Colyer has a mountain of work to do to make his “new day” claim truly meaningful. After all, as lieutenant governor he was present every step of the way during the Brownback administration. With Brownback he engineered the Kansas tax experiment that inflicted a multiyear budget crisis on Kansas and set back public education funding to the point that the Supreme Court declared the system unconstitutional. Just changing the nameplate on the governor’s office and shuffling staff can not erase that.
Colyer needs something big if he is to truly move in a new direction. He has an easy option, ripe for picking. Sign a Medicaid expansion bill.
Expanding eligibility for Medicaid would allow 150,000 Kansans to gain health insurance. Many of those are working Kansans who earn too much to be eligible for the current Medicaid program, but cannot access federal health insurance subsidies. Hospitals in every corner of the state would have a better chance of staying solvent if Kansas would expand Medicaid. And the federal government would pay almost the whole cost.
Surveys show that a large majority of Kansans favor expansion. In the last legislative session, most of our current legislators voted to expand, and they’re ready to vote for expansion again. Until now, Sam Brownback single-handedly thwarted Medicaid expansion which has cost Kansas more than $2.4 billion in federal dollars. This was a huge financial policy failure as well as a moral one.
Colyer could put that failure behind us and show that his governorship actually is something different. The Legislature is ready. Kansas citizens are ready. Colyer only needs to say “I’ll sign expansion” to enact the policy. The decision sits squarely on his shoulders.

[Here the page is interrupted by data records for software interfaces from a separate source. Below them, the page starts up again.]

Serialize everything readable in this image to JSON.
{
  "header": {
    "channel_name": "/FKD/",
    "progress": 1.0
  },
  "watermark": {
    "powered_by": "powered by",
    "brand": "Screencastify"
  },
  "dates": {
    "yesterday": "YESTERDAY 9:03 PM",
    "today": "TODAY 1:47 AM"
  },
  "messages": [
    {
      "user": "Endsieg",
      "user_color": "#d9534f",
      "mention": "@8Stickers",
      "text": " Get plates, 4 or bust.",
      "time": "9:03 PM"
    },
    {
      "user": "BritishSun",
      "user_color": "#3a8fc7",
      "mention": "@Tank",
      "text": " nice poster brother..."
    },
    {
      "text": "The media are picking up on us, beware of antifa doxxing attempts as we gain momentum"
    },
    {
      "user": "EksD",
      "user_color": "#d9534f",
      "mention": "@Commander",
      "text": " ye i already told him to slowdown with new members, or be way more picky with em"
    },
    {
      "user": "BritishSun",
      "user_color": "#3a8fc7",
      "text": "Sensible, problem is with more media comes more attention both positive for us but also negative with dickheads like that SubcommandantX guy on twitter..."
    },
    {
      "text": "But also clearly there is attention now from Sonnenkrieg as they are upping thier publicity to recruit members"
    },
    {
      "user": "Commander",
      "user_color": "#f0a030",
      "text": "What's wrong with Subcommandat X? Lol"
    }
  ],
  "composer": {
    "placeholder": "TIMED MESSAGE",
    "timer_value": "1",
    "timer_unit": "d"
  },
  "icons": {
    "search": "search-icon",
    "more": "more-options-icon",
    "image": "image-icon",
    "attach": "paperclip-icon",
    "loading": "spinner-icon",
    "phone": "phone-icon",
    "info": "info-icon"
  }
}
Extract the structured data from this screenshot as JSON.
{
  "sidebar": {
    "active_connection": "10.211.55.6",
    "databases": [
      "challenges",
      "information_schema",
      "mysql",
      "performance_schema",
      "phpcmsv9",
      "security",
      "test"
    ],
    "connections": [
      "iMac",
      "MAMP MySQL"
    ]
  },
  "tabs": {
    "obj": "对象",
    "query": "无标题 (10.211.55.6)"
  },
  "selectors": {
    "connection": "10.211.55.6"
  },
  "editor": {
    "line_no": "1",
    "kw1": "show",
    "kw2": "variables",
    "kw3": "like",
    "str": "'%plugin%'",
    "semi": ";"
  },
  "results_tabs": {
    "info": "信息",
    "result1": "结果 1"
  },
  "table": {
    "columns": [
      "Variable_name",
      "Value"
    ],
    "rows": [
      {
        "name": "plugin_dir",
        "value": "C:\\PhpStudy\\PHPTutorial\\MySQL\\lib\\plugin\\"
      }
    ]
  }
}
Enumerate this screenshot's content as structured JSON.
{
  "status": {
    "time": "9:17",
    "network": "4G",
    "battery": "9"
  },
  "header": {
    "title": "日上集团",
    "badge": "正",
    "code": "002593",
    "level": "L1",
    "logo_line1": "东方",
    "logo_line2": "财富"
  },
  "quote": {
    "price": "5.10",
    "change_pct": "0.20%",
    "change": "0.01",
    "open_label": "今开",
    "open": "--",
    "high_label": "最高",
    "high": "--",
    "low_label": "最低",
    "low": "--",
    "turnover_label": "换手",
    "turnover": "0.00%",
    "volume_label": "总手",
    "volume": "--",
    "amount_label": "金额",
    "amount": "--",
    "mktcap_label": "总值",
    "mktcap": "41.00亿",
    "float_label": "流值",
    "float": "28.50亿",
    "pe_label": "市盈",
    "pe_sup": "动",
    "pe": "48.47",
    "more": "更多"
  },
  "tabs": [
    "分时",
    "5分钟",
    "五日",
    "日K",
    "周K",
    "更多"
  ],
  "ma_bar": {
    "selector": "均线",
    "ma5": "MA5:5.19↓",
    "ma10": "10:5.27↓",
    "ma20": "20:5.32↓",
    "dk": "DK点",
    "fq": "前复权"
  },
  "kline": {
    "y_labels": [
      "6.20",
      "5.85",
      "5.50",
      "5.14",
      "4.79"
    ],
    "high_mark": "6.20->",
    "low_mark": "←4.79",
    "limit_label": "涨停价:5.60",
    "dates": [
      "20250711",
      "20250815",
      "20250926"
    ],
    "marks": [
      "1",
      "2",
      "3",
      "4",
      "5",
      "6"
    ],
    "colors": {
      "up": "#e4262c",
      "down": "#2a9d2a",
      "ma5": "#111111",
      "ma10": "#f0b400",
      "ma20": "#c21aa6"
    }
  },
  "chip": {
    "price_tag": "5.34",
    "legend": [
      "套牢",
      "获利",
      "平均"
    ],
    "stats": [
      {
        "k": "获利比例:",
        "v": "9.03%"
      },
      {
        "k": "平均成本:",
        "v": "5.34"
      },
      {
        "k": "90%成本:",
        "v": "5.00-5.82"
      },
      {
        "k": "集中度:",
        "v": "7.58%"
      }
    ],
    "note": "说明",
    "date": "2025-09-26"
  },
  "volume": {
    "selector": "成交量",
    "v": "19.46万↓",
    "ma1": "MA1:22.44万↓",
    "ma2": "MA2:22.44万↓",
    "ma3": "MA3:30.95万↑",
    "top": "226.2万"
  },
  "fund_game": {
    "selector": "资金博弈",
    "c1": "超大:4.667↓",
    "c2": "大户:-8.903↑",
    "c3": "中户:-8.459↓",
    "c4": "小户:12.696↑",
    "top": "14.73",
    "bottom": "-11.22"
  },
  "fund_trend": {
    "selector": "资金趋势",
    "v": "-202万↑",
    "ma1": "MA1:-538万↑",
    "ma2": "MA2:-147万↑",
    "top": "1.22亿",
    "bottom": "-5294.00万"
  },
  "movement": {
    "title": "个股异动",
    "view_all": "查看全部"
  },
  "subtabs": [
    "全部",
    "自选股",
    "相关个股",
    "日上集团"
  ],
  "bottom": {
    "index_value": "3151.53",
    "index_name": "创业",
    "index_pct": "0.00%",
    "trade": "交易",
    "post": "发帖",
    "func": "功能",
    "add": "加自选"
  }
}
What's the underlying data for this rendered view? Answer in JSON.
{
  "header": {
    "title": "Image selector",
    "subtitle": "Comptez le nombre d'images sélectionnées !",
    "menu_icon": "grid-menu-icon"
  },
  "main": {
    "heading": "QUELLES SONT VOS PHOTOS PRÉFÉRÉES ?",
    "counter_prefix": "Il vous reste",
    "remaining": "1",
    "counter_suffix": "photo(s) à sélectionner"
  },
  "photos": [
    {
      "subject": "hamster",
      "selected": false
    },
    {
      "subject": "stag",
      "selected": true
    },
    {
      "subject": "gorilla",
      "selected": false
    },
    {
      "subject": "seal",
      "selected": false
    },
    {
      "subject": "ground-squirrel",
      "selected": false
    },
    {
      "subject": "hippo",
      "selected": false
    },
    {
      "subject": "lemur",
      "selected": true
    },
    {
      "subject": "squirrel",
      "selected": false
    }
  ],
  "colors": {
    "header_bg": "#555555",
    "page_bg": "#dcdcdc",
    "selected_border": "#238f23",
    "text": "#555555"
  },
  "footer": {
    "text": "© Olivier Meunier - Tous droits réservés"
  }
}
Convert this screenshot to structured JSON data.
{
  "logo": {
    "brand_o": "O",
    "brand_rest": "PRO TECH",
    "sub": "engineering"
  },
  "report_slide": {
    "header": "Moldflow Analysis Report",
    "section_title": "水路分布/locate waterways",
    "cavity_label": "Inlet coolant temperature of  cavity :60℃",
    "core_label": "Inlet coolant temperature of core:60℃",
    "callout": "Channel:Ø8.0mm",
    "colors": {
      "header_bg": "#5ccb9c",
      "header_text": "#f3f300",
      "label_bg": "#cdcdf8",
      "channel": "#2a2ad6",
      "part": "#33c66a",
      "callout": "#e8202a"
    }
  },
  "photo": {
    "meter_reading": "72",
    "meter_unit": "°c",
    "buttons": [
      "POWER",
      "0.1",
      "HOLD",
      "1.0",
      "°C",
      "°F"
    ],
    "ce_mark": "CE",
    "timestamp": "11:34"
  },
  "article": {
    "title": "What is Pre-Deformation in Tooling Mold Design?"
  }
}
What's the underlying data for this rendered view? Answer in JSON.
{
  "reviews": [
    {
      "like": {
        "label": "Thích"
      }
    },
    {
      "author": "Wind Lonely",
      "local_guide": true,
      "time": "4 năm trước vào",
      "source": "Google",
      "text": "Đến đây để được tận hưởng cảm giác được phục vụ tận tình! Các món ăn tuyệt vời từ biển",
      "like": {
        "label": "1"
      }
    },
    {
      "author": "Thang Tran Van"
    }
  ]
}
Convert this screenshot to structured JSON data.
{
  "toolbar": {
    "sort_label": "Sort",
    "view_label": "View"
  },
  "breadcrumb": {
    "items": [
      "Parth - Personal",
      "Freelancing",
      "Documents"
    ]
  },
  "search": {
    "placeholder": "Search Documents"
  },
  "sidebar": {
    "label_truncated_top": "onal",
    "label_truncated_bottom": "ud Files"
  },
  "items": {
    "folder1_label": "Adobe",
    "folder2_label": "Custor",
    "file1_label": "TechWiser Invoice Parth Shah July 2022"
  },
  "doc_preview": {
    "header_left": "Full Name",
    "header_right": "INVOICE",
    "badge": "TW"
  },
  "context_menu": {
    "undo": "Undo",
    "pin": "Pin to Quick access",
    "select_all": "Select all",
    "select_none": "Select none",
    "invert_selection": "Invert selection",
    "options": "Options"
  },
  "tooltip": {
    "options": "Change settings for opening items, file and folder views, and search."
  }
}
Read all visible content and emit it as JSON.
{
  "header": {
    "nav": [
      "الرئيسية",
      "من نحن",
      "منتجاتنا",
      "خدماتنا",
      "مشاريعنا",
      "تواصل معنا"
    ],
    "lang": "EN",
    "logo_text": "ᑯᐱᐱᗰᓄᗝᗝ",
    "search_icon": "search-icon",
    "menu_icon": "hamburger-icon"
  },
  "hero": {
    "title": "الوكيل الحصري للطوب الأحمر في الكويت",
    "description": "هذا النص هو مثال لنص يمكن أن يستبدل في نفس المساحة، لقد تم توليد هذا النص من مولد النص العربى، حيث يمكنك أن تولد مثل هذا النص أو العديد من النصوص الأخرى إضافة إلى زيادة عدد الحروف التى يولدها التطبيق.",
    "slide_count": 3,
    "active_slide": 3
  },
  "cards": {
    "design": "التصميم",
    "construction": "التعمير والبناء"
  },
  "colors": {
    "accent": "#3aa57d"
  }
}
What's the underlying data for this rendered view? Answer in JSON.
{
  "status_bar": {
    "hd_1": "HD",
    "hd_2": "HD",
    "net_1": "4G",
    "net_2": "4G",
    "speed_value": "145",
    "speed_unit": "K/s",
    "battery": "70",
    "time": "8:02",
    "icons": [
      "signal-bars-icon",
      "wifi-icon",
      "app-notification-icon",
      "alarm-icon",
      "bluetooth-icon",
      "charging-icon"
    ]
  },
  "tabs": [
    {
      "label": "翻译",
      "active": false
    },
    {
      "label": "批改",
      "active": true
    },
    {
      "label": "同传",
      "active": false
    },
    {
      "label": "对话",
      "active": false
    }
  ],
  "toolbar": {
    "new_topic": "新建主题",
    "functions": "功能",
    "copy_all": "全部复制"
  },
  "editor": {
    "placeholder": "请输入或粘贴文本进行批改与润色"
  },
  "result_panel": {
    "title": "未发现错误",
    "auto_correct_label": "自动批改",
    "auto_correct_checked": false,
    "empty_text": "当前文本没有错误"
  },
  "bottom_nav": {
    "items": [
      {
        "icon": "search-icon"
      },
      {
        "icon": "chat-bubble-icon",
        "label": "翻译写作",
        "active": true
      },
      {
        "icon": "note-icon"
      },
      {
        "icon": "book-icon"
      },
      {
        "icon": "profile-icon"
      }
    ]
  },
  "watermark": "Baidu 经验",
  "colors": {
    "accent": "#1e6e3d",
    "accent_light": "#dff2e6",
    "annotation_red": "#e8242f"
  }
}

He can call it “KanCare expansion.” KanCare is the semi-privatized Kansas version of Medicaid, and Colyer is the program’s father. As lieutenant governor, he led KanCare’s launch with the twin goals of saving money and delivering better care. It’s logical he’d want that expanded to more people.
Last week, expansion proponents packed the Senate Health and Welfare Committee hearings and submitted an enormous stack of testimony. But expansion was opposed by a tired set of conservative think tanks who went so far as to baldly claim that Kansans who would become eligible for Medicaid under expansion would be hurt by having health insurance. Unfortunately, Gov. Colyer sent a cabinet secretary to stand with the opposition group. That’s same old, same old. That’s a Brownback play.
By the time he resigned, Sam Brownback was a deeply unpopular governor. Colyer must cut himself loose from that legacy. With less than six months to go before the primary election, Kansans are about to find out if Colyer is serious about a “new day.”
Duane Goossen formerly served 12 years as Kansas budget director.